C# - Identifiers and Keywords

Identifiers

In C#, an identifier is a name assigned to a method, a variable, or any other user-defined item. Identifiers can be one or more characters long. Variable names may start with any letter of the alphabet or an underscore. Next may be a letter, a digit, or an underscore.

Remember, you can’t start an identifier with a digit

Although you cannot use any of the reserved C# keywords as identifiers, C# does allow you to precede a keyword with an @, allowing it to be a legal identifier. For example, @for is a valid identifier.In this case, the identifier is actually for and the @ is ignored.

The C# Reserved Keywords

Keywords are predefined, reserved identifiers that have special meanings to the compiler. They cannot be used as identifiers in your program unless they include @ as a prefix. For example, @if is a valid identifier but if is not because if is a keyword.

The first table in this topic lists keywords that are reserved identifiers in any part of a C# program. The second table in this topic lists the contextual keywords in C#. Contextual keywords have special meaning only in a limited program context and can be used as identifiers outside that context. Generally, as new keywords are added to the C# language, they are added as contextual keywords in order to avoid breaking programs written in earlier versions.

Here is the full list of C# keywords:

abstract as base bool break
byte case catch char checked
class const continue decimal default
delegate do double else enum
event explicit extern false finally
fixed float for foreach goto
if implicit in int interface
internal is lock long namespace
new null object operator out
override params private protected public
readonly ref return sbyte sealed
short sizeof stackalloc static string
struct switch this throw true
try typeof uint ulong unchecked
unsafe ushort using virtual volatile
void while

The C# Contextual Keywords

A contextual keyword is used to provide a specific meaning in the code, but it is not a reserved word in C#. Some contextual keywords, such as partial and where, have special meanings in two or more contexts.

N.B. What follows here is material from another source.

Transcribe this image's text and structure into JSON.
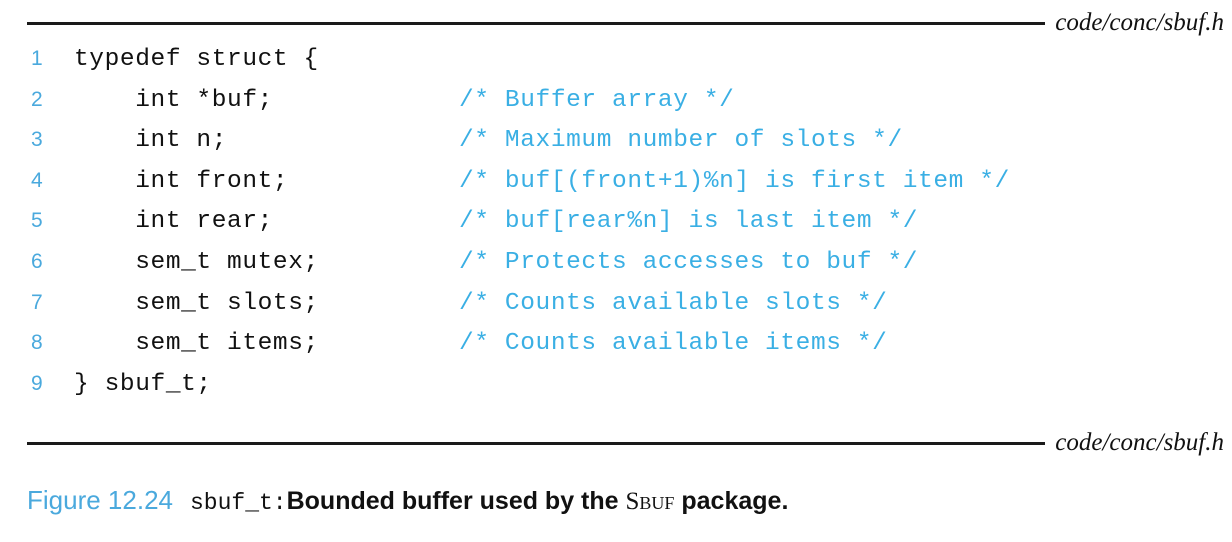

from get group into join
let orderby partial select set
value where yield